==== DATA TO USE ====
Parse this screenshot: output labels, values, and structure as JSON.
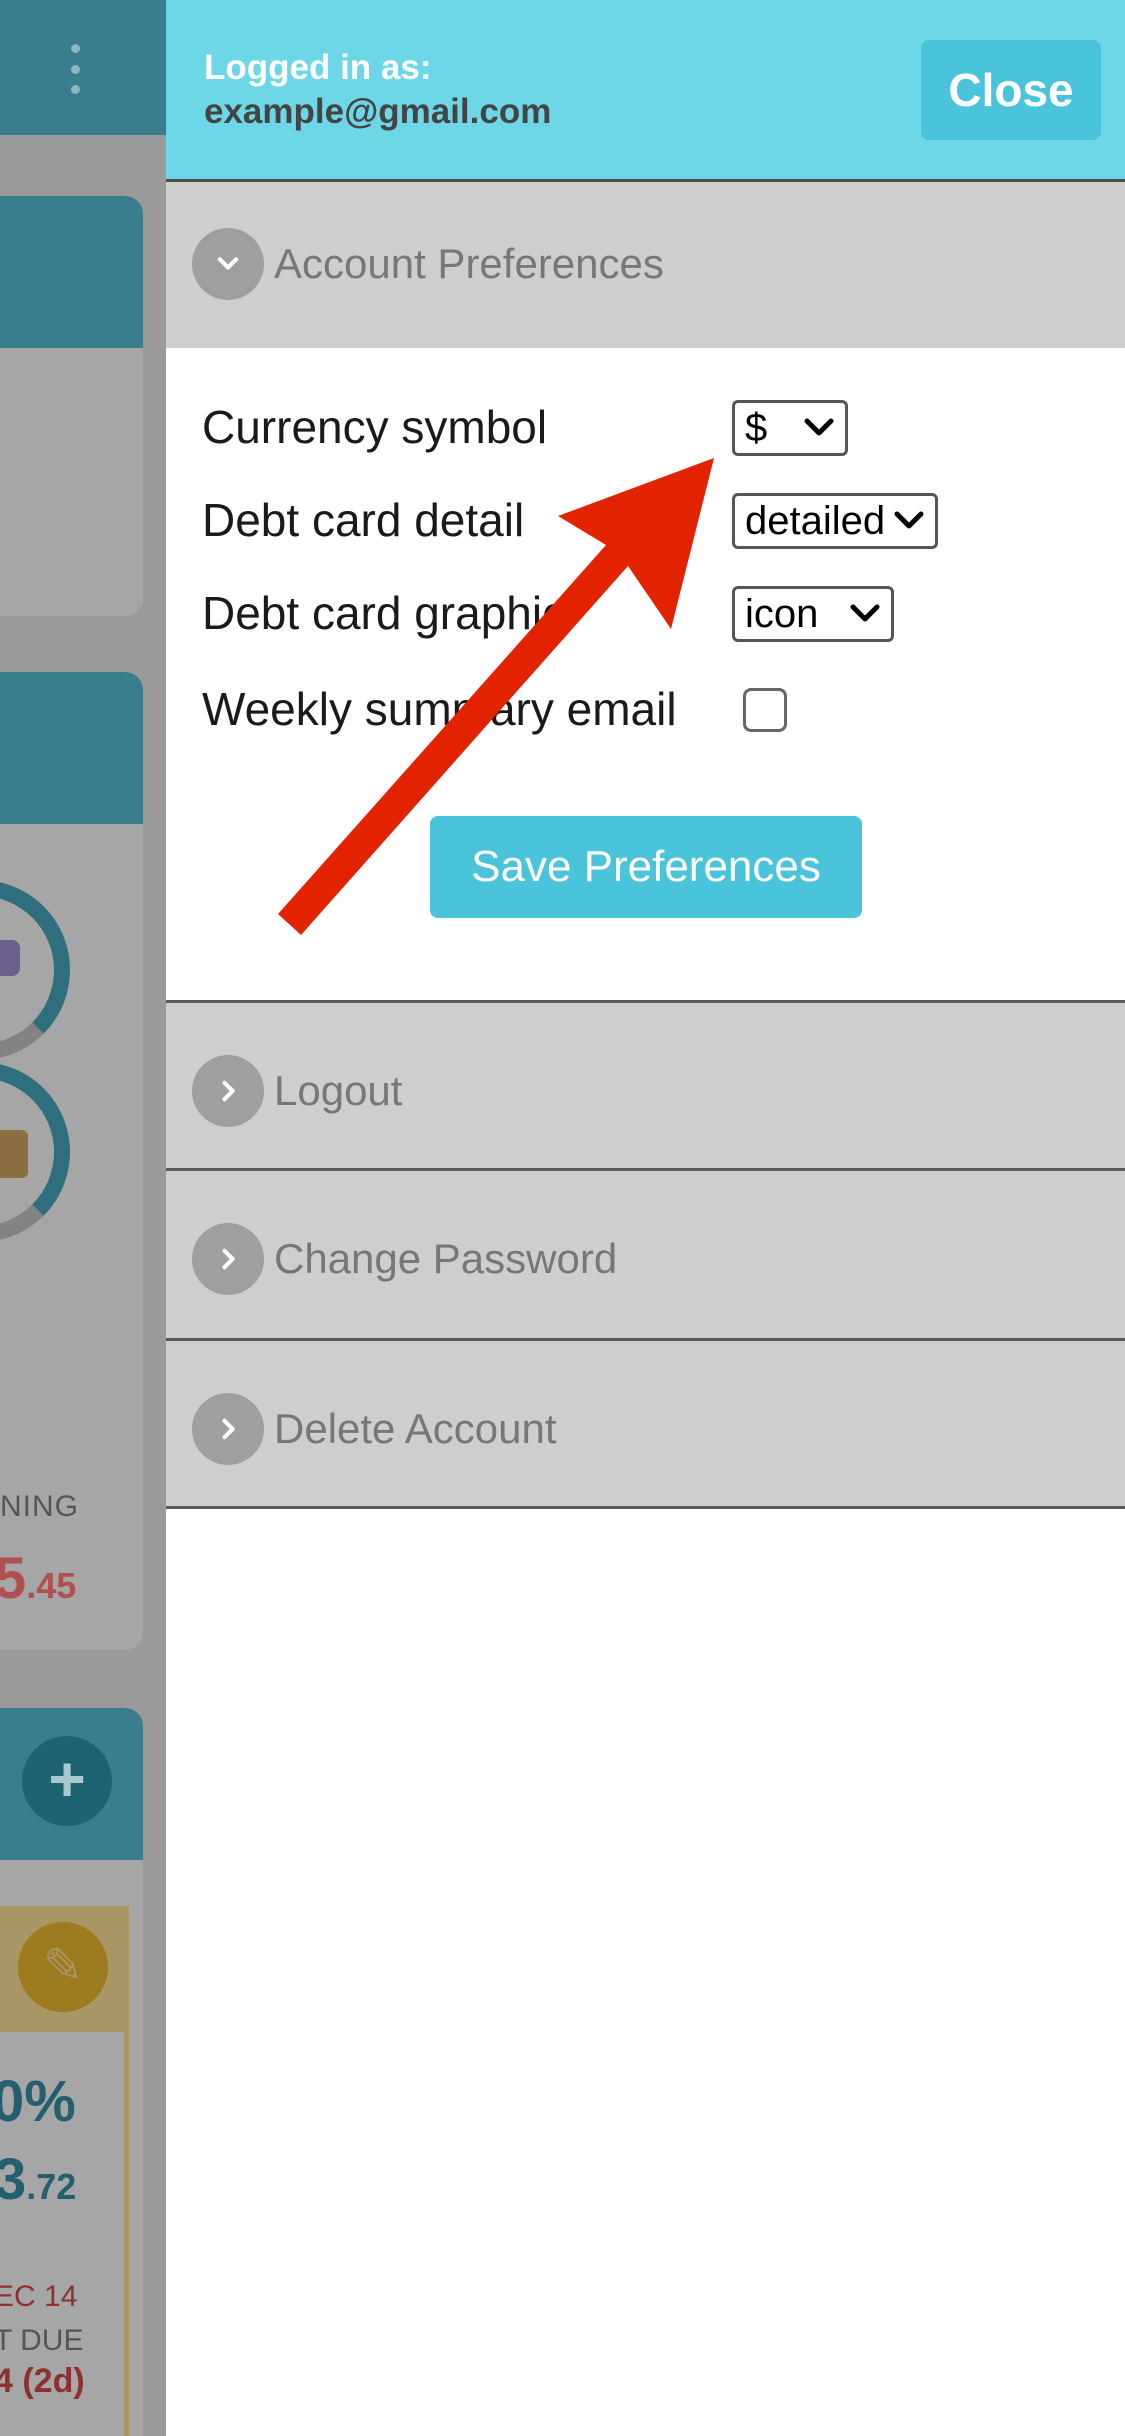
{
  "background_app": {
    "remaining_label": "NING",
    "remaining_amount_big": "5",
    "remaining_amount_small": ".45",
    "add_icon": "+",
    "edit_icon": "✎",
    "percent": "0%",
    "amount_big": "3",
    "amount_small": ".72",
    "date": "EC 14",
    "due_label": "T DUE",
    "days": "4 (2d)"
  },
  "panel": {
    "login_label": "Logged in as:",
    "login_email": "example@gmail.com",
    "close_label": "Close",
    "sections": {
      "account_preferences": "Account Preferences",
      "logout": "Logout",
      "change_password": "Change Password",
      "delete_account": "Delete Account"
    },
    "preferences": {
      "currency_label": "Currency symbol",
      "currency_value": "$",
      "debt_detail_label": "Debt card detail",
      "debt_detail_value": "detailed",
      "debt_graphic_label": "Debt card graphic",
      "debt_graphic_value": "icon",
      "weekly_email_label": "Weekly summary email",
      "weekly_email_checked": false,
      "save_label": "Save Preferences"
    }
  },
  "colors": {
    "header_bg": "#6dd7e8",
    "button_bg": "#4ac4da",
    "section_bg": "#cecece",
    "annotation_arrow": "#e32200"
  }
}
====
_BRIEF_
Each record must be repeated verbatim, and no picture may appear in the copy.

_RESPONSE_
Parse this screenshot: output labels, values, and structure as JSON.
{
  "background_app": {
    "remaining_label": "NING",
    "remaining_amount_big": "5",
    "remaining_amount_small": ".45",
    "add_icon": "+",
    "edit_icon": "✎",
    "percent": "0%",
    "amount_big": "3",
    "amount_small": ".72",
    "date": "EC 14",
    "due_label": "T DUE",
    "days": "4 (2d)"
  },
  "panel": {
    "login_label": "Logged in as:",
    "login_email": "example@gmail.com",
    "close_label": "Close",
    "sections": {
      "account_preferences": "Account Preferences",
      "logout": "Logout",
      "change_password": "Change Password",
      "delete_account": "Delete Account"
    },
    "preferences": {
      "currency_label": "Currency symbol",
      "currency_value": "$",
      "debt_detail_label": "Debt card detail",
      "debt_detail_value": "detailed",
      "debt_graphic_label": "Debt card graphic",
      "debt_graphic_value": "icon",
      "weekly_email_label": "Weekly summary email",
      "weekly_email_checked": false,
      "save_label": "Save Preferences"
    }
  },
  "colors": {
    "header_bg": "#6dd7e8",
    "button_bg": "#4ac4da",
    "section_bg": "#cecece",
    "annotation_arrow": "#e32200"
  }
}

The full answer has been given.